The heavily debated handling fee that retailers will receive for taking drinks containers back from shoppers has now been announced, meaning in theory that the industry can now start gearing up for DRS in earnest.
Mark Brill is UK & Ireland VP Sales and Marketing for reverse vending machine (RVM) manufacturer TOMRA. He told SLR: “At heart, the DRS aims to increase high quality recycling and reduce littering of drinks containers in Scotland.
“Shoppers will pay a 20p deposit on top of the price of eligible single use drinks containers. Shoppers will then receive this deposit back when they return their containers for recycling. Eligible drinks are set to include soft drinks and alcoholic beverages, including PET bottles, cans, and glass bottles ranging from 50ml to three litres.
“Scotland’s scheme will be a ‘return to retail’ scheme, which means that retailers will collect the bottles and cans back from consumers. As well as doing their bit for the environment, retailers will receive a handling fee for every eligible container that they take back.”
That handling fee has been set at 3.55p for the first 8,000 items each week with an extra 1.5p for each additional item. This only applies to retailers using an RVM. Retailers choosing to handle returns manually will receive 2.69p per eligible container.
Now that we’re off and running, what do retailers need to do to prepare? “The best way to prepare is to get familiar with the scheme and how it will work,” advises Brill. “Visit the Circularity Scotland website (circularityscotland.com) for full information and FAQs. We would also recommend sharing knowledge amongst other retailers, especially those retailers who have run in-store trials.
“Retailers can also engage in broader discussions around DRS via the Scottish Grocers’ Federation who are representing convenience stores throughout the process.”
As part of these preparations, a key decision for retailers is whether to use an RVM or accept containers back manually.
Broadly speaking, retailers who sell over 2,000 beverage containers a week should consider investing in an RVM from the beginning of the scheme. Manual handling is fraught with real-world challenges for in-store staff and customers.
“Retailers who want to give customers a great recycling experience in their store and avoid manual handling for store staff should also explore automating, since it is typically quicker and more efficient to return bottles at a reverse vending machine,” says Brill.
RVMs, of course, take up valuable space but there are some small footprint options available these days.
TOMRA, for example, has developed a new compact RVM especially for retailers in Scotland.
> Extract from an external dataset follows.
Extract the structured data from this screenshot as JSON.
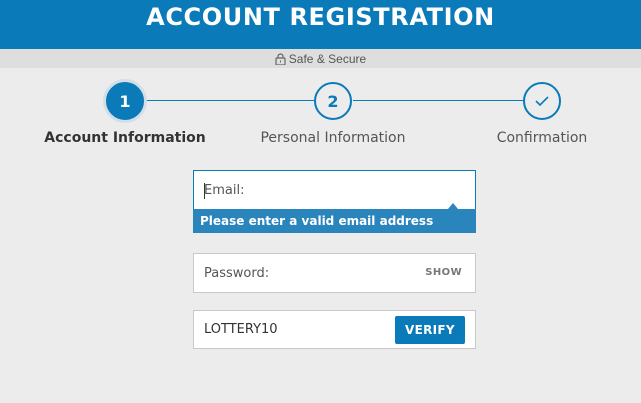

Called the ‘TOMRA M1’ and less than 0.6sq m, it still accepts all three materials included in the scheme.
Now is the time
With DRS finally looming and sustainability more important to more people than ever, now is the time to take a fresh look at how your store can embrace the environmental challenges we face and lead from the front for the benefit of everyone in the communities we serve.